* Aim of the task: Using the listing below, please gather every line containing the word "label".

* Data for the task:
===
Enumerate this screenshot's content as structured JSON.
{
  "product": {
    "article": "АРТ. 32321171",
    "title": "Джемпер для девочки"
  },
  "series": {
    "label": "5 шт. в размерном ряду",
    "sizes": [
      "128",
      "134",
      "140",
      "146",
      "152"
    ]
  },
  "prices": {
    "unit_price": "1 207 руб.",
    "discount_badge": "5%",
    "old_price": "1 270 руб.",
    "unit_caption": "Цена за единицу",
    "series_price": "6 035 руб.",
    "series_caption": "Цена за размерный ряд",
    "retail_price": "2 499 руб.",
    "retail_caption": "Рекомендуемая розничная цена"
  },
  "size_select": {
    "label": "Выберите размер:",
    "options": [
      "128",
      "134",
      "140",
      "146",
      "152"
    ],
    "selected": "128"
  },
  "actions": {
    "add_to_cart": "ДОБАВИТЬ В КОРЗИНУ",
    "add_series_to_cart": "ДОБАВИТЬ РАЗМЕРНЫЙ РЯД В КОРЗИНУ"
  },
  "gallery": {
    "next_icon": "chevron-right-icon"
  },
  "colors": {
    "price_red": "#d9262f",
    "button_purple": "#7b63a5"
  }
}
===
* Solution to the exercise:
    "label": "5 шт. в размерном ряду",
    "label": "Выберите размер:",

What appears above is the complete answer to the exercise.